Bush Presses Dems To Pass Iraq War Funding

GENERIC George W. Bush, Congress, Capitol, Iraq, Saddam Hussein
CBS/AP
President Bush sternly called on Democrats to approve money to fund the Iraq war "without strings and without delay" before leaving town for the Christmas holidays, something congressional leaders have already indicated they will not do.

After more failed attempts to pass legislation ordering troops home from Iraq, Democrats have said they plan to sit on Bush's $196 billion request for war spending until next year.

Bush said this will push the Pentagon toward an accounting nightmare and affect the military's ability to do its job protecting the country.

"The American people expect us to work together to support our troops. That's what they want," he said, after spending several hours meeting at the Pentagon with military leaders. "They do not want the government to create needless uncertainty for those defending our country and uncertainty for their families. They do not want disputes in Washington to undermine our troops in Iraq just as they're seeing clear signs of success."

Democrats had proposed paying for several months of combat instead of a full year as Bush wants. But their bills also would have ordered troop withdrawals from Iraq.

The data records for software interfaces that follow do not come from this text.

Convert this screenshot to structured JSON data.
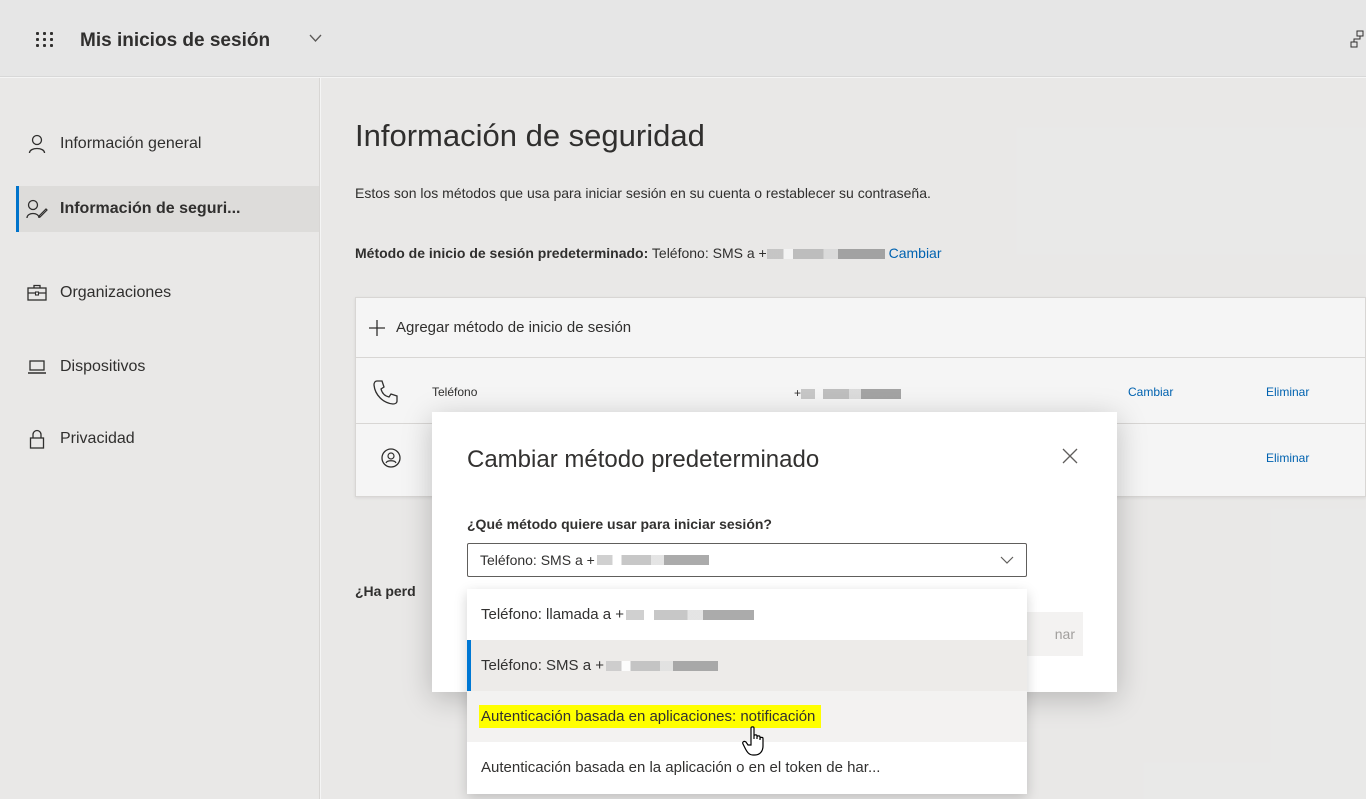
{
  "header": {
    "app_title": "Mis inicios de sesión",
    "icons": [
      "waffle-icon",
      "chevron-down-icon",
      "org-switch-icon"
    ]
  },
  "sidebar": {
    "items": [
      {
        "label": "Información general",
        "icon": "person-icon",
        "active": false
      },
      {
        "label": "Información de seguri...",
        "icon": "security-info-icon",
        "active": true
      },
      {
        "label": "Organizaciones",
        "icon": "briefcase-icon",
        "active": false
      },
      {
        "label": "Dispositivos",
        "icon": "laptop-icon",
        "active": false
      },
      {
        "label": "Privacidad",
        "icon": "lock-icon",
        "active": false
      }
    ]
  },
  "main": {
    "title": "Información de seguridad",
    "description": "Estos son los métodos que usa para iniciar sesión en su cuenta o restablecer su contraseña.",
    "default_method_label": "Método de inicio de sesión predeterminado:",
    "default_method_value": "Teléfono: SMS a +",
    "default_method_change": "Cambiar",
    "add_method": "Agregar método de inicio de sesión",
    "methods": [
      {
        "name": "Teléfono",
        "value": "+",
        "change": "Cambiar",
        "delete": "Eliminar",
        "icon": "phone-icon"
      },
      {
        "name": "",
        "value": "",
        "change": "",
        "delete": "Eliminar",
        "icon": "authenticator-icon"
      }
    ],
    "lost_device_prefix": "¿Ha perd"
  },
  "modal": {
    "title": "Cambiar método predeterminado",
    "question": "¿Qué método quiere usar para iniciar sesión?",
    "selected_value": "Teléfono: SMS a +",
    "confirm_button_partial": "nar",
    "options": [
      {
        "label": "Teléfono: llamada a +",
        "state": "normal"
      },
      {
        "label": "Teléfono: SMS a +",
        "state": "selected"
      },
      {
        "label": "Autenticación basada en aplicaciones: notificación",
        "state": "hover-highlighted"
      },
      {
        "label": "Autenticación basada en la aplicación o en el token de har...",
        "state": "normal"
      }
    ]
  },
  "colors": {
    "accent": "#0078d4",
    "link": "#0067b8",
    "highlight": "#ffff00"
  }
}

With such legislation failing to secure enough votes, Democratic leaders say they won't send the president a war spending bill this year at all.

In response, Pentagon officials began saying that the military will have to take drastic steps next month if it doesn't get the money soon. Defense Secretary Robert Gates has ordered the Army and Marine Corps to begin planning for a series of expected cutbacks, including civilian layoffs, termination of contracts and reduced operations at bases.

Democrats and the Pentagon agree the military has until about March before it runs out of money.

"Congress limits how much money can be moved from one account to the other," Bush said. "Secretary Gates has already notified Congress that he will transfer money from accounts to fund other activities of the military services to pay for current operations in Iraq and Afghanistan, and no more money can be moved."

The standoff between Democrats and the White House plays well with a fiercely anti-war Democratic support base. But it gives Bush an opportunity to hammer Democrats for not supporting troops, which is what he did during his Pentagon visit.

"Let us tell our men and women in uniform that we will give them what they need to succeed in their missions, without strings and without delay," Bush said. "I ask Congress to provide this essential funding to our troops before the members leave on their Christmas vacation."